According to U.S. Census figures from 2000, Hispanics make up 17 percent of Colorado's population, 42 percent of New Mexico's population, and almost 20 percent of Nevada's population.
Getting their support and getting them to vote are not the same thing, and Obama has mobilized people like Torres in Pueblo to make sure they get to the polls.
"I go door to door, canvassing everyday, mostly to Hispanic people on the lower east side of town. Some of the homes I've gone into I wouldn't put my dog in," Torres told ABCNews.com. "This is what some people have come down to, living in hovels. American citizens shouldn't have to live this way and they're fired up. In this economy it doesn't take much to convince people they need to make a change."
Florida polls indicate that the two candidates are in a dead heat with the Democrat showing a slight 49 to 46 lead, according to the latest Time/CNN poll.
"The race is very, very close. Florida has a history of tight elections. 2000 wasn't a fluke," said Lance deHaven-Smith, professor of public administration and policy at Florida State University, referring to the dispute over "hanging chad" ballots that had to be decided by the Supreme Court.
"A small shift can make a huge difference, and it could very well come down to one group or another making the difference," deHaven-Smith said.
Both campaigns are looking at the 833,000 Cuban-Americans and the 800,000 Jewish voters in Florida as the groups that could tilt the state in their favor.
DeHaven-Smith said he expected Jewish voters "not to deviate from the typical Democrat vote," but many Jewish-Americans in Florida say they remain undecided.

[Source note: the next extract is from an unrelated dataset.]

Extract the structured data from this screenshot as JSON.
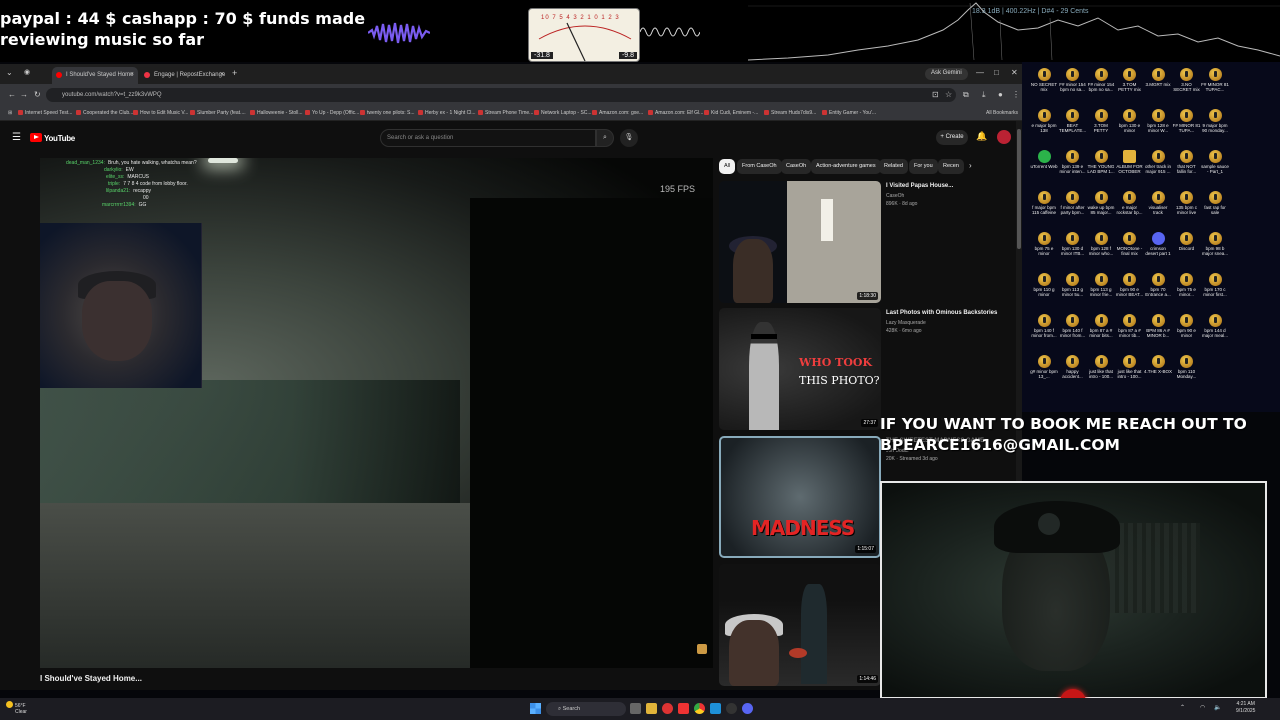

"I have always voted Democratic, but I have real reservations about Obama that have nothing to do with outlandish smears or his race," said Susan Cohen, 72, a retired New York City school teacher who moved to Florida in 2004 and is Jewish.
"I'm worried he is inexperienced, and I'm not entirely convinced he is as committed to Israel as his predecessors. But, I can't imagine voting for a pro-life candidate, and with my pension in the shape that it is, I don't know what do," she said. "It is not just me. A lot of the life-long and Jewish Democrats I know say the same thing."
DeHaven-Smith said Democrats are also targeting younger Cuban-Americans whose families have traditionally voted Republican.
"Cubans have always been the base for Republicans in Southeast Florida, but we're seeing a generational shift. Younger voters, many of them first-time voters, are moving away from the Republicans."
The growing population of non-Cuban Hispanics has also become a growing force in Florida.
"The state is clearly very much in play. Both candidates are focusing on central Florida -– Tampa and Orlando ... Orange County voted Republican in every election from 1948 to 2004, but then flipped because of an influx of Puerto Rican and Mexicans," deHaven-Smith said.
North Carolina presents another potential opportunity for the Democrats to harness minority voters and flip a state from red to blue.
The latest CNN/ Time poll puts Obama and McCain at a tie of 49 to 49, in North Carolina, a state that has voted Republican in every election since 1980.